§ **Task item**
Look through the entries below for the string "this", and copy each line where it is found.

====

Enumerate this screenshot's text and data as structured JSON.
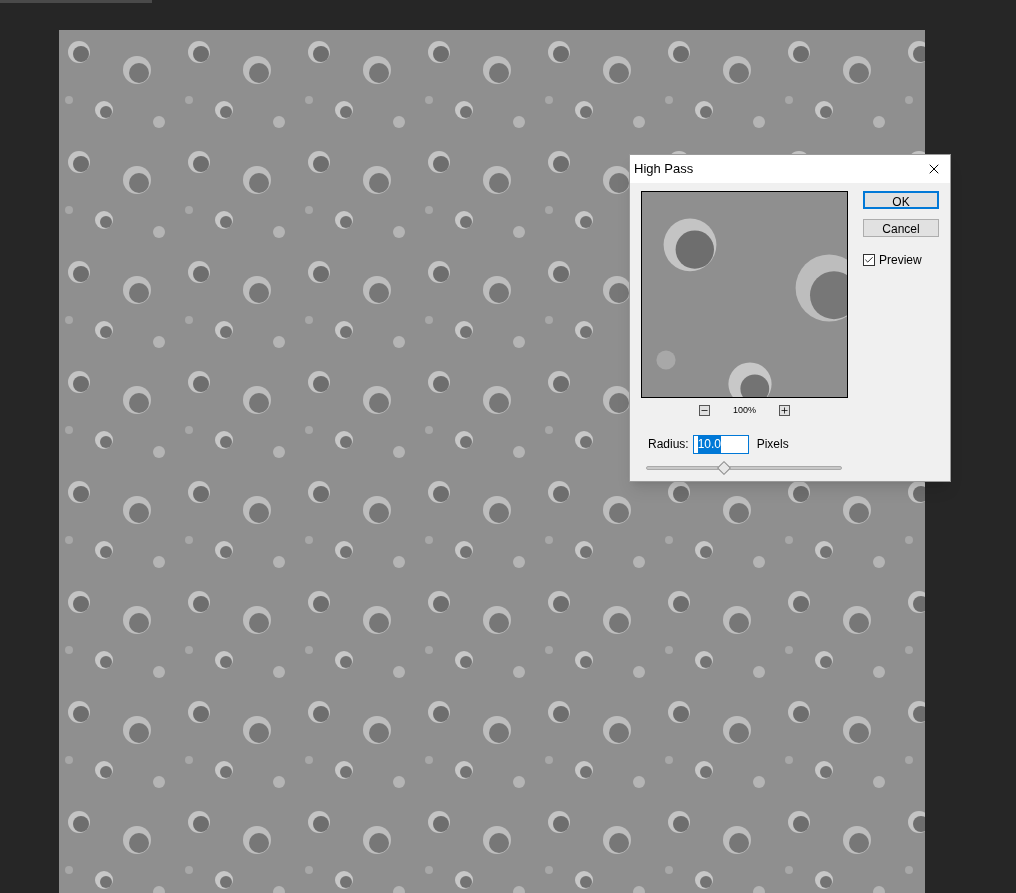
{
  "dialog": {
    "title": "High Pass",
    "preview": {
      "zoom": "100%"
    },
    "radius": {
      "label": "Radius:",
      "value": "10.0",
      "value_selected": true,
      "unit": "Pixels",
      "level": 0.4
    },
    "buttons": [
      {
        "label": "OK",
        "default": true
      },
      {
        "label": "Cancel",
        "default": false
      }
    ],
    "preview_checkbox": {
      "label": "Preview",
      "checked": true
    }
  }
}
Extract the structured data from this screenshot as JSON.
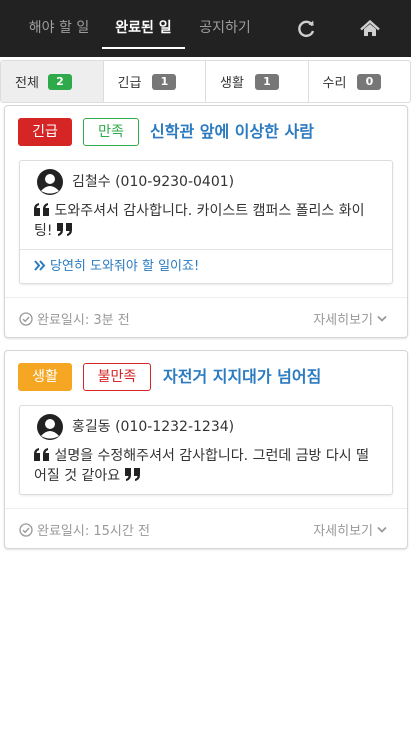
{
  "nav": {
    "tabs": [
      {
        "label": "해야 할 일"
      },
      {
        "label": "완료된 일"
      },
      {
        "label": "공지하기"
      }
    ],
    "active_tab": "완료된 일",
    "icons": [
      "refresh-icon",
      "home-icon"
    ]
  },
  "filters": [
    {
      "label": "전체",
      "count": "2"
    },
    {
      "label": "긴급",
      "count": "1"
    },
    {
      "label": "생활",
      "count": "1"
    },
    {
      "label": "수리",
      "count": "0"
    }
  ],
  "cards": [
    {
      "category": "긴급",
      "rating": "만족",
      "title": "신학관 앞에 이상한 사람",
      "user": "김철수 (010-9230-0401)",
      "quote": "도와주셔서 감사합니다. 카이스트 캠퍼스 폴리스 화이팅!",
      "reply": "당연히 도와줘야 할 일이죠!",
      "completed": "완료일시: 3분 전",
      "more_label": "자세히보기"
    },
    {
      "category": "생활",
      "rating": "불만족",
      "title": "자전거 지지대가 넘어짐",
      "user": "홍길동 (010-1232-1234)",
      "quote": "설명을 수정해주셔서 감사합니다. 그런데 금방 다시 떨어질 것 같아요",
      "completed": "완료일시: 15시간 전",
      "more_label": "자세히보기"
    }
  ],
  "colors": {
    "nav_bg": "#222222",
    "urgent": "#d62525",
    "life": "#f5a623",
    "satisfied": "#2eaa4a",
    "title_link": "#2b7bc0"
  }
}
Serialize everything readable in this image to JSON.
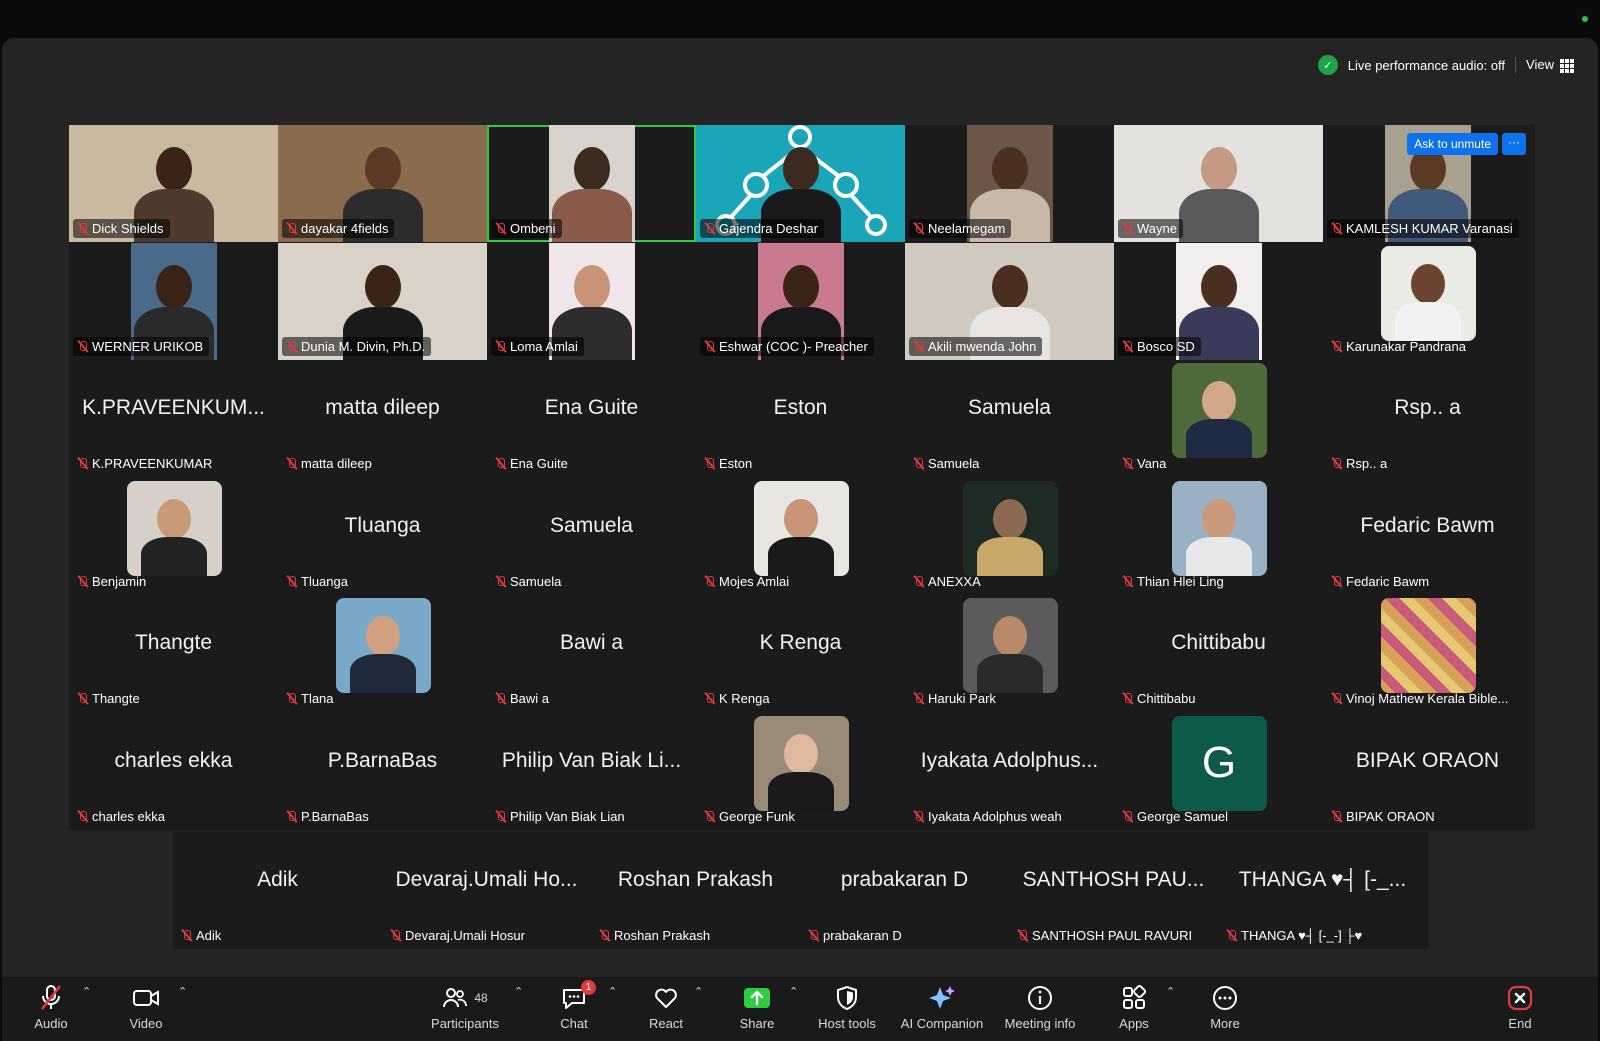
{
  "status": {
    "live_audio": "Live performance audio: off",
    "view_label": "View"
  },
  "ask_to_unmute": "Ask to unmute",
  "tiles": [
    {
      "label": "Dick Shields",
      "big": "",
      "video": {
        "bg": "#c9b9a0",
        "skin": "#3a2418",
        "shirt": "#4e3a2e"
      }
    },
    {
      "label": "dayakar 4fields",
      "big": "",
      "video": {
        "bg": "#8a6b4d",
        "skin": "#5a3a24",
        "shirt": "#2c2c2c"
      }
    },
    {
      "label": "Ombeni",
      "big": "",
      "active": true,
      "video": {
        "bg": "#d8d4cc",
        "skin": "#3b2a20",
        "shirt": "#8a5b4a",
        "narrow": true
      }
    },
    {
      "label": "Gajendra Deshar",
      "big": "",
      "video": {
        "bg": "#1aa5b8",
        "skin": "#3c2a1e",
        "shirt": "#1a1a1a",
        "network": true
      }
    },
    {
      "label": "Neelamegam",
      "big": "",
      "video": {
        "bg": "#6b5648",
        "skin": "#4a3020",
        "shirt": "#c8b8a8",
        "narrow": true
      }
    },
    {
      "label": "Wayne",
      "big": "",
      "video": {
        "bg": "#e4e2df",
        "skin": "#c49a84",
        "shirt": "#5a5a5a"
      }
    },
    {
      "label": "KAMLESH KUMAR Varanasi",
      "big": "",
      "video": {
        "bg": "#a8a090",
        "skin": "#5b3a24",
        "shirt": "#3f5a7a",
        "narrow": true
      },
      "ask": true
    },
    {
      "label": "WERNER URIKOB",
      "big": "",
      "video": {
        "bg": "#4a6a8a",
        "skin": "#3a2418",
        "shirt": "#2a2a2a",
        "narrow": true
      }
    },
    {
      "label": "Dunia M. Divin, Ph.D.",
      "big": "",
      "video": {
        "bg": "#d8d2c8",
        "skin": "#3a2418",
        "shirt": "#1a1a1a"
      }
    },
    {
      "label": "Loma Amlai",
      "big": "",
      "video": {
        "bg": "#efe6ea",
        "skin": "#c89478",
        "shirt": "#2c2c2c",
        "narrow": true
      }
    },
    {
      "label": "Eshwar (COC )- Preacher",
      "big": "",
      "video": {
        "bg": "#c97a8e",
        "skin": "#3a2418",
        "shirt": "#1a1a1a",
        "narrow": true
      }
    },
    {
      "label": "Akili mwenda John",
      "big": "",
      "video": {
        "bg": "#cfc9c0",
        "skin": "#4a2e20",
        "shirt": "#e8e4e0"
      }
    },
    {
      "label": "Bosco SD",
      "big": "",
      "video": {
        "bg": "#f0efee",
        "skin": "#4a2e20",
        "shirt": "#3a3a5a",
        "narrow": true
      }
    },
    {
      "label": "Karunakar Pandrana",
      "big": "",
      "video": {
        "bg": "#e8ece4",
        "skin": "#6a4430",
        "shirt": "#f2f2f2",
        "avatar": true
      }
    },
    {
      "label": "K.PRAVEENKUMAR",
      "big": "K.PRAVEENKUM..."
    },
    {
      "label": "matta dileep",
      "big": "matta dileep"
    },
    {
      "label": "Ena Guite",
      "big": "Ena Guite"
    },
    {
      "label": "Eston",
      "big": "Eston"
    },
    {
      "label": "Samuela",
      "big": "Samuela"
    },
    {
      "label": "Vana",
      "big": "",
      "video": {
        "bg": "#4f6a3a",
        "skin": "#d2a888",
        "shirt": "#1f2a44",
        "avatar": true
      }
    },
    {
      "label": "Rsp.. a",
      "big": "Rsp.. a"
    },
    {
      "label": "Benjamin",
      "big": "",
      "video": {
        "bg": "#d6d0c8",
        "skin": "#c89a78",
        "shirt": "#222",
        "avatar": true
      }
    },
    {
      "label": "Tluanga",
      "big": "Tluanga"
    },
    {
      "label": "Samuela",
      "big": "Samuela"
    },
    {
      "label": "Mojes Amlai",
      "big": "",
      "video": {
        "bg": "#e8e6e0",
        "skin": "#c89478",
        "shirt": "#1a1a1a",
        "avatar": true
      }
    },
    {
      "label": "ANEXXA",
      "big": "",
      "video": {
        "bg": "#1e2a24",
        "skin": "#8a6a50",
        "shirt": "#c8a868",
        "avatar": true
      }
    },
    {
      "label": "Thian Hlei Ling",
      "big": "",
      "video": {
        "bg": "#9ab0c4",
        "skin": "#c89a7a",
        "shirt": "#e8e8e8",
        "avatar": true
      }
    },
    {
      "label": "Fedaric Bawm",
      "big": "Fedaric Bawm"
    },
    {
      "label": "Thangte",
      "big": "Thangte"
    },
    {
      "label": "Tlana",
      "big": "",
      "video": {
        "bg": "#7aa8c8",
        "skin": "#d0a080",
        "shirt": "#1e2a3a",
        "avatar": true
      }
    },
    {
      "label": "Bawi a",
      "big": "Bawi a"
    },
    {
      "label": "K Renga",
      "big": "K Renga"
    },
    {
      "label": "Haruki Park",
      "big": "",
      "video": {
        "bg": "#5a5a5a",
        "skin": "#b88a6a",
        "shirt": "#2a2a2a",
        "avatar": true
      }
    },
    {
      "label": "Chittibabu",
      "big": "Chittibabu"
    },
    {
      "label": "Vinoj Mathew Kerala Bible...",
      "big": "",
      "video": {
        "bg": "#d8a058",
        "skin": "#c85a7a",
        "shirt": "#e8c870",
        "avatar": true,
        "pattern": true
      }
    },
    {
      "label": "charles ekka",
      "big": "charles ekka"
    },
    {
      "label": "P.BarnaBas",
      "big": "P.BarnaBas"
    },
    {
      "label": "Philip Van Biak Lian",
      "big": "Philip Van Biak Li..."
    },
    {
      "label": "George Funk",
      "big": "",
      "video": {
        "bg": "#9a8a78",
        "skin": "#e0b8a0",
        "shirt": "#1a1a1a",
        "avatar": true
      }
    },
    {
      "label": "Iyakata Adolphus weah",
      "big": "Iyakata Adolphus..."
    },
    {
      "label": "George Samuel",
      "big": "",
      "letter": "G"
    },
    {
      "label": "BIPAK ORAON",
      "big": "BIPAK ORAON"
    }
  ],
  "bottom_tiles": [
    {
      "label": "Adik",
      "big": "Adik"
    },
    {
      "label": "Devaraj.Umali Hosur",
      "big": "Devaraj.Umali Ho..."
    },
    {
      "label": "Roshan Prakash",
      "big": "Roshan Prakash"
    },
    {
      "label": "prabakaran D",
      "big": "prabakaran D"
    },
    {
      "label": "SANTHOSH PAUL RAVURI",
      "big": "SANTHOSH PAU..."
    },
    {
      "label": "THANGA ♥┤ [-_-] ├♥",
      "big": "THANGA ♥┤ [-_..."
    }
  ],
  "toolbar": {
    "audio": "Audio",
    "video": "Video",
    "participants": "Participants",
    "participants_count": "48",
    "chat": "Chat",
    "chat_badge": "1",
    "react": "React",
    "share": "Share",
    "host_tools": "Host tools",
    "ai_companion": "AI Companion",
    "meeting_info": "Meeting info",
    "apps": "Apps",
    "more": "More",
    "end": "End"
  },
  "colors": {
    "accent_green": "#2ecc40",
    "accent_blue": "#0e72ed",
    "muted_red": "#e0393e",
    "letter_avatar_bg": "#0b5a4a"
  }
}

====

§ **Problem solution**
Enumerate this screenshot's text and data as structured JSON.
Extract the structured data from this screenshot as JSON.
Serialize everything readable in this image to JSON.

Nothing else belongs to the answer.